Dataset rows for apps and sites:
_ _ _

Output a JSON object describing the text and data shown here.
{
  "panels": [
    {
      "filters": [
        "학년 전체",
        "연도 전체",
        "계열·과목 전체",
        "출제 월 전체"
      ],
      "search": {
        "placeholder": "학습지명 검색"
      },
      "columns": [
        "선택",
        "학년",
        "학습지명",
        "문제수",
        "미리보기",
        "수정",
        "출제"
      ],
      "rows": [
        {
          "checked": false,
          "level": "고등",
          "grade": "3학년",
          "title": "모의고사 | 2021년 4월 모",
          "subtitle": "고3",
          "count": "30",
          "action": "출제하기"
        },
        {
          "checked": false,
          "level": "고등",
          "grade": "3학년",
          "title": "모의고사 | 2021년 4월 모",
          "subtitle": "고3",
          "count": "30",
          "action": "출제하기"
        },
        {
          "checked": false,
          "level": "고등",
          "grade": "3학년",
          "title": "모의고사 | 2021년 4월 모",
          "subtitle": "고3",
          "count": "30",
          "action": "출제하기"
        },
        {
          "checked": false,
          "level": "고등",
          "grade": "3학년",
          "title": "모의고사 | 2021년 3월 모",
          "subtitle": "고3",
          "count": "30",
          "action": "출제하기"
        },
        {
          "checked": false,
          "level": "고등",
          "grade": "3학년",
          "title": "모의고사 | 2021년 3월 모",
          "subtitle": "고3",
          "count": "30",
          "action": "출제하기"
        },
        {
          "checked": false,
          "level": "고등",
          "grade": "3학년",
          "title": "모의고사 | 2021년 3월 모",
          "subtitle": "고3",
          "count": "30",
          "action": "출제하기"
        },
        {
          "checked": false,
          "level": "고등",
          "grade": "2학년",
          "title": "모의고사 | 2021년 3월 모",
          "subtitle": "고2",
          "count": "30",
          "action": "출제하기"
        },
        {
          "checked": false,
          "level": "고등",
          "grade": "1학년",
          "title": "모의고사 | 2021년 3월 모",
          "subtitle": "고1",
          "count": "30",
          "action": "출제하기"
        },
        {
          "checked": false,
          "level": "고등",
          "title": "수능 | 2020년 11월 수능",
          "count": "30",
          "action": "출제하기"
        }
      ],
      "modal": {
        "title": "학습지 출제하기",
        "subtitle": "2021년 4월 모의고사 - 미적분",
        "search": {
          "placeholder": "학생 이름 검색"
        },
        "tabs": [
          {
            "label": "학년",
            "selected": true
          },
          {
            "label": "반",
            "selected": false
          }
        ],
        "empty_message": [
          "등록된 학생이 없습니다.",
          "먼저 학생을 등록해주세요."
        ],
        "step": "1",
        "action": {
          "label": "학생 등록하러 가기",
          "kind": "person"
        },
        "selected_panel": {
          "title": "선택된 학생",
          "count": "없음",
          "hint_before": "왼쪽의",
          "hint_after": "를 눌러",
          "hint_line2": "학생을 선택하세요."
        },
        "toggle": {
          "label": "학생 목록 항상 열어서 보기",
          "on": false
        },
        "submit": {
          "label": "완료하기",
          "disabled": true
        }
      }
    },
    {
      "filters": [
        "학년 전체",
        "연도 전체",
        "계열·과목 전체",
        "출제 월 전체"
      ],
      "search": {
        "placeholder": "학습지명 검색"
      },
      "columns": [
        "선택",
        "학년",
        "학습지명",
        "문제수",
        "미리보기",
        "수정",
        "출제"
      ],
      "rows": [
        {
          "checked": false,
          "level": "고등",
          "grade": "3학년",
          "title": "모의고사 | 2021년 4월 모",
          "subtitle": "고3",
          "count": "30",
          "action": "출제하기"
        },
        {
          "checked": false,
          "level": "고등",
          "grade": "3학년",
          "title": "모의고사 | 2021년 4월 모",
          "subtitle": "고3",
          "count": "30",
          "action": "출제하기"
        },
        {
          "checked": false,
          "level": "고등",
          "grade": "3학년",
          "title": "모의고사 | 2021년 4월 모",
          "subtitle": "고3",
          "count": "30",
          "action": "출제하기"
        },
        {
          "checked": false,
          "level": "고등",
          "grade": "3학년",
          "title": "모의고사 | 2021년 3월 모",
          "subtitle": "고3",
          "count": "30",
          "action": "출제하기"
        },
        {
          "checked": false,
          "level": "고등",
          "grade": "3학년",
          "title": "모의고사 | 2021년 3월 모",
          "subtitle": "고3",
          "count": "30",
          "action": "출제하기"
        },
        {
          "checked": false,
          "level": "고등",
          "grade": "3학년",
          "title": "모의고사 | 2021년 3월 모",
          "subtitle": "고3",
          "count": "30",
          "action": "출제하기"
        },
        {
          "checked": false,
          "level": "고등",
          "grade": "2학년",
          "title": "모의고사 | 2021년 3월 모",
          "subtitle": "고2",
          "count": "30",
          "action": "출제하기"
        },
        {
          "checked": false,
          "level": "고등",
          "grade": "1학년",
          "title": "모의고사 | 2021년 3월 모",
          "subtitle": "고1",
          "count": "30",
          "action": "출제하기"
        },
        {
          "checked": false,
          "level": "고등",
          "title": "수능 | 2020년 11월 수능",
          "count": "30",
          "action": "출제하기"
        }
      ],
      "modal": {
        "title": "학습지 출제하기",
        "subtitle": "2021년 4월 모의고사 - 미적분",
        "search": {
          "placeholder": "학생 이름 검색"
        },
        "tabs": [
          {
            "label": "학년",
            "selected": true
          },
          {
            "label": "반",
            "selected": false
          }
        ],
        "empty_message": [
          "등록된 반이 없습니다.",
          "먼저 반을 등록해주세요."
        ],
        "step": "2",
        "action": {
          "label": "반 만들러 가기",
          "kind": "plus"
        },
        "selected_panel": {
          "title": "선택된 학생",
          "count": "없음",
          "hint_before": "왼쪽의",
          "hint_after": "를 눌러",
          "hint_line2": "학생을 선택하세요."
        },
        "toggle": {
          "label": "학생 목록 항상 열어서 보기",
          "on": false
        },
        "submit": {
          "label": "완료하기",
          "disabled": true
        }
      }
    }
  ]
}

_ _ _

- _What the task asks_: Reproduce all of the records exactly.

- _Solution for this problem_:
Output a JSON object describing the text and data shown here.
{
  "panels": [
    {
      "filters": [
        "학년 전체",
        "연도 전체",
        "계열·과목 전체",
        "출제 월 전체"
      ],
      "search": {
        "placeholder": "학습지명 검색"
      },
      "columns": [
        "선택",
        "학년",
        "학습지명",
        "문제수",
        "미리보기",
        "수정",
        "출제"
      ],
      "rows": [
        {
          "checked": false,
          "level": "고등",
          "grade": "3학년",
          "title": "모의고사 | 2021년 4월 모",
          "subtitle": "고3",
          "count": "30",
          "action": "출제하기"
        },
        {
          "checked": false,
          "level": "고등",
          "grade": "3학년",
          "title": "모의고사 | 2021년 4월 모",
          "subtitle": "고3",
          "count": "30",
          "action": "출제하기"
        },
        {
          "checked": false,
          "level": "고등",
          "grade": "3학년",
          "title": "모의고사 | 2021년 4월 모",
          "subtitle": "고3",
          "count": "30",
          "action": "출제하기"
        },
        {
          "checked": false,
          "level": "고등",
          "grade": "3학년",
          "title": "모의고사 | 2021년 3월 모",
          "subtitle": "고3",
          "count": "30",
          "action": "출제하기"
        },
        {
          "checked": false,
          "level": "고등",
          "grade": "3학년",
          "title": "모의고사 | 2021년 3월 모",
          "subtitle": "고3",
          "count": "30",
          "action": "출제하기"
        },
        {
          "checked": false,
          "level": "고등",
          "grade": "3학년",
          "title": "모의고사 | 2021년 3월 모",
          "subtitle": "고3",
          "count": "30",
          "action": "출제하기"
        },
        {
          "checked": false,
          "level": "고등",
          "grade": "2학년",
          "title": "모의고사 | 2021년 3월 모",
          "subtitle": "고2",
          "count": "30",
          "action": "출제하기"
        },
        {
          "checked": false,
          "level": "고등",
          "grade": "1학년",
          "title": "모의고사 | 2021년 3월 모",
          "subtitle": "고1",
          "count": "30",
          "action": "출제하기"
        },
        {
          "checked": false,
          "level": "고등",
          "title": "수능 | 2020년 11월 수능",
          "count": "30",
          "action": "출제하기"
        }
      ],
      "modal": {
        "title": "학습지 출제하기",
        "subtitle": "2021년 4월 모의고사 - 미적분",
        "search": {
          "placeholder": "학생 이름 검색"
        },
        "tabs": [
          {
            "label": "학년",
            "selected": true
          },
          {
            "label": "반",
            "selected": false
          }
        ],
        "empty_message": [
          "등록된 학생이 없습니다.",
          "먼저 학생을 등록해주세요."
        ],
        "step": "1",
        "action": {
          "label": "학생 등록하러 가기",
          "kind": "person"
        },
        "selected_panel": {
          "title": "선택된 학생",
          "count": "없음",
          "hint_before": "왼쪽의",
          "hint_after": "를 눌러",
          "hint_line2": "학생을 선택하세요."
        },
        "toggle": {
          "label": "학생 목록 항상 열어서 보기",
          "on": false
        },
        "submit": {
          "label": "완료하기",
          "disabled": true
        }
      }
    },
    {
      "filters": [
        "학년 전체",
        "연도 전체",
        "계열·과목 전체",
        "출제 월 전체"
      ],
      "search": {
        "placeholder": "학습지명 검색"
      },
      "columns": [
        "선택",
        "학년",
        "학습지명",
        "문제수",
        "미리보기",
        "수정",
        "출제"
      ],
      "rows": [
        {
          "checked": false,
          "level": "고등",
          "grade": "3학년",
          "title": "모의고사 | 2021년 4월 모",
          "subtitle": "고3",
          "count": "30",
          "action": "출제하기"
        },
        {
          "checked": false,
          "level": "고등",
          "grade": "3학년",
          "title": "모의고사 | 2021년 4월 모",
          "subtitle": "고3",
          "count": "30",
          "action": "출제하기"
        },
        {
          "checked": false,
          "level": "고등",
          "grade": "3학년",
          "title": "모의고사 | 2021년 4월 모",
          "subtitle": "고3",
          "count": "30",
          "action": "출제하기"
        },
        {
          "checked": false,
          "level": "고등",
          "grade": "3학년",
          "title": "모의고사 | 2021년 3월 모",
          "subtitle": "고3",
          "count": "30",
          "action": "출제하기"
        },
        {
          "checked": false,
          "level": "고등",
          "grade": "3학년",
          "title": "모의고사 | 2021년 3월 모",
          "subtitle": "고3",
          "count": "30",
          "action": "출제하기"
        },
        {
          "checked": false,
          "level": "고등",
          "grade": "3학년",
          "title": "모의고사 | 2021년 3월 모",
          "subtitle": "고3",
          "count": "30",
          "action": "출제하기"
        },
        {
          "checked": false,
          "level": "고등",
          "grade": "2학년",
          "title": "모의고사 | 2021년 3월 모",
          "subtitle": "고2",
          "count": "30",
          "action": "출제하기"
        },
        {
          "checked": false,
          "level": "고등",
          "grade": "1학년",
          "title": "모의고사 | 2021년 3월 모",
          "subtitle": "고1",
          "count": "30",
          "action": "출제하기"
        },
        {
          "checked": false,
          "level": "고등",
          "title": "수능 | 2020년 11월 수능",
          "count": "30",
          "action": "출제하기"
        }
      ],
      "modal": {
        "title": "학습지 출제하기",
        "subtitle": "2021년 4월 모의고사 - 미적분",
        "search": {
          "placeholder": "학생 이름 검색"
        },
        "tabs": [
          {
            "label": "학년",
            "selected": true
          },
          {
            "label": "반",
            "selected": false
          }
        ],
        "empty_message": [
          "등록된 반이 없습니다.",
          "먼저 반을 등록해주세요."
        ],
        "step": "2",
        "action": {
          "label": "반 만들러 가기",
          "kind": "plus"
        },
        "selected_panel": {
          "title": "선택된 학생",
          "count": "없음",
          "hint_before": "왼쪽의",
          "hint_after": "를 눌러",
          "hint_line2": "학생을 선택하세요."
        },
        "toggle": {
          "label": "학생 목록 항상 열어서 보기",
          "on": false
        },
        "submit": {
          "label": "완료하기",
          "disabled": true
        }
      }
    }
  ]
}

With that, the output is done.